  4. China slowing/global slowdown– China’s economy has been slowing this year, mainly from the impact of financial reforms. As China showed in 2015-2016 during its last round of significant reforms, the government is committed to economic stability, and willing to provide stimulus if growth slows by too much. The current slowdown is less extreme than in 2016, but Beijing has already implemented a wide range of stimulus measures: a weaker currency and various measures to spur bank lending. Beijing also could rein in the reforms, if necessary. However, markets may remain uneasy until China’s stimulus measures gain traction (probably early in 2019). Meanwhile, European political problems are creating new stress. If Britain’s parliament approves a proposed Brexit deal in early December, markets could see significant relief; a failed vote in parliament would add to market worries. Italy’s budget challenge to Brussels also is likely to become noisier in the coming weeks. 
  5. Technology selloff – Recent earnings reports and cautious guidance about future business prospects have caused an abrupt selloff in Technology. Also, concerns over extended valuations, more regulatory scrutiny/oversight, and peak earnings growth have created a difficult near-term outlook for many tech companies. The sharp decline in valuation multiples during the pullback should lessen some of the concerns about valuation and the worst of the sell-off may be over. 

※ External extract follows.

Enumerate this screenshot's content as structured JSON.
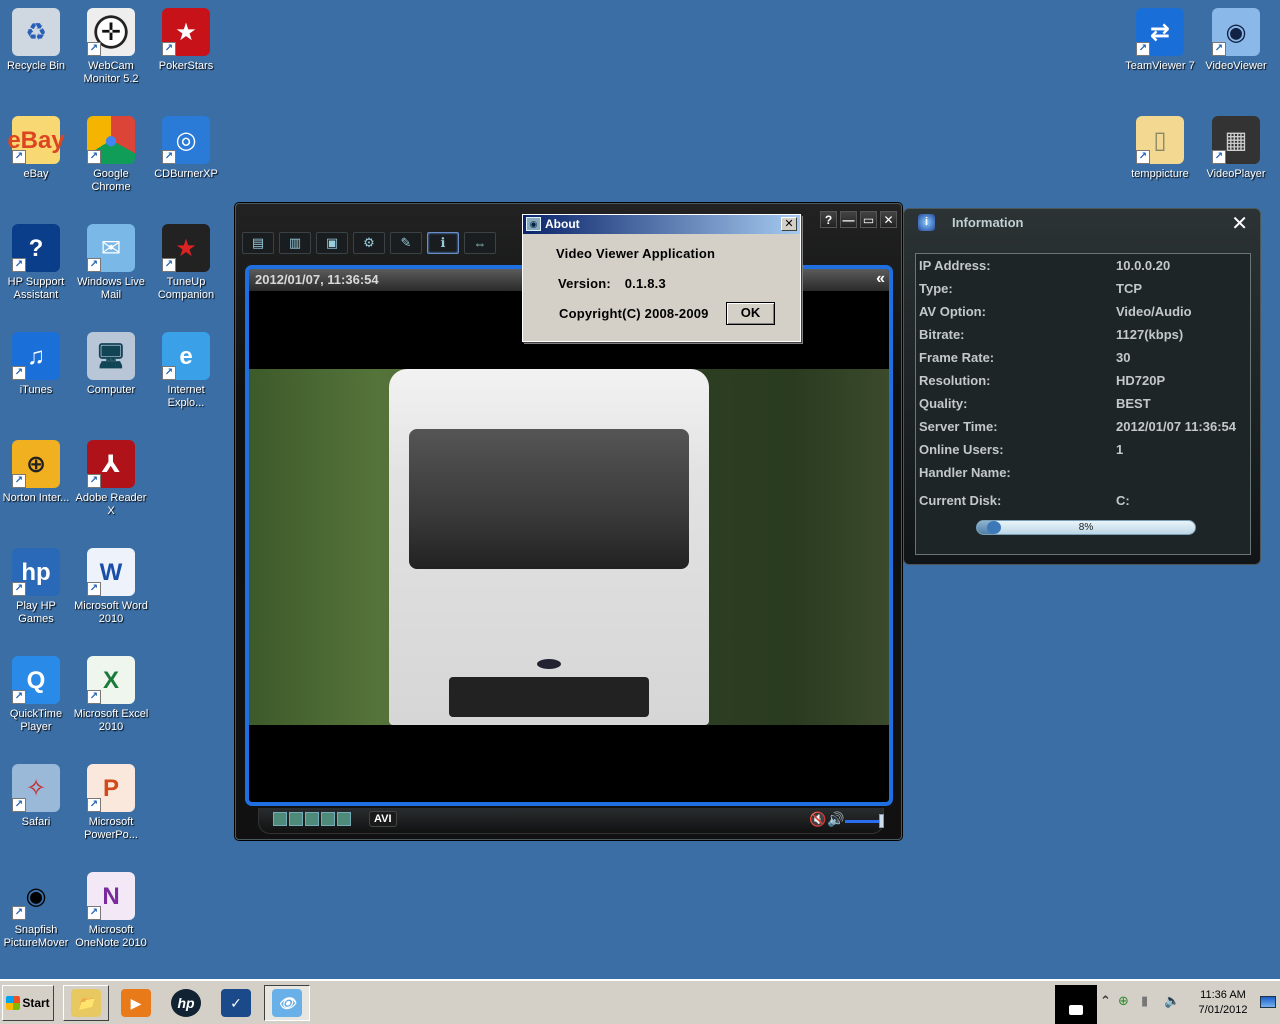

We still see a solid U.S. economic outlook—just in the last week we have seen good data on small business optimism, consumer confidence, retail sales, and industrial production. But concerns about a global growth slowdown are pulling down strong U.S. growth and investor sentiment. Still, the bottom line, in our opinion, is that an economic recession is not imminent—even as many areas of financial markets are pricing like we are heading for one. 

When market sentiment turns so negative, stock price levels make a difference in the near-term outlook. We would become more concerned if the S&P 500 Index breaks below price levels that have been supports during selling episodes earlier this year. Those important support levels include the October 2018 lows (2640-2655) and the lows from the first quarter of 2018 (2581-2605). 

What should investors do now?

Keep perspective: We believe investors should continue to fight the urge to overreact to negative headlines, and instead, focus on implementing their investment plans, which should include asset allocation, diversification, and rebalancing as core components.

Look for opportunities in equities: As we wrote in October, market action this year probably marks the end of the unprecedented period of low volatility and above-average returns across equites, fixed income, and currencies.  Yet, the economy still appears solid, and we believe that this is not the end of the cycle or the bull market. We view now as a time to be ready to increase equity exposure in favorable areas, such as U.S. large-cap, U.S. mid-cap, and emerging-market equities, and favor deploying cash now—or even allocating incrementally over the coming days and weeks. In our opinion, current conditions have the potential to create some of the best entry points into equity markets since the November 2016 elections.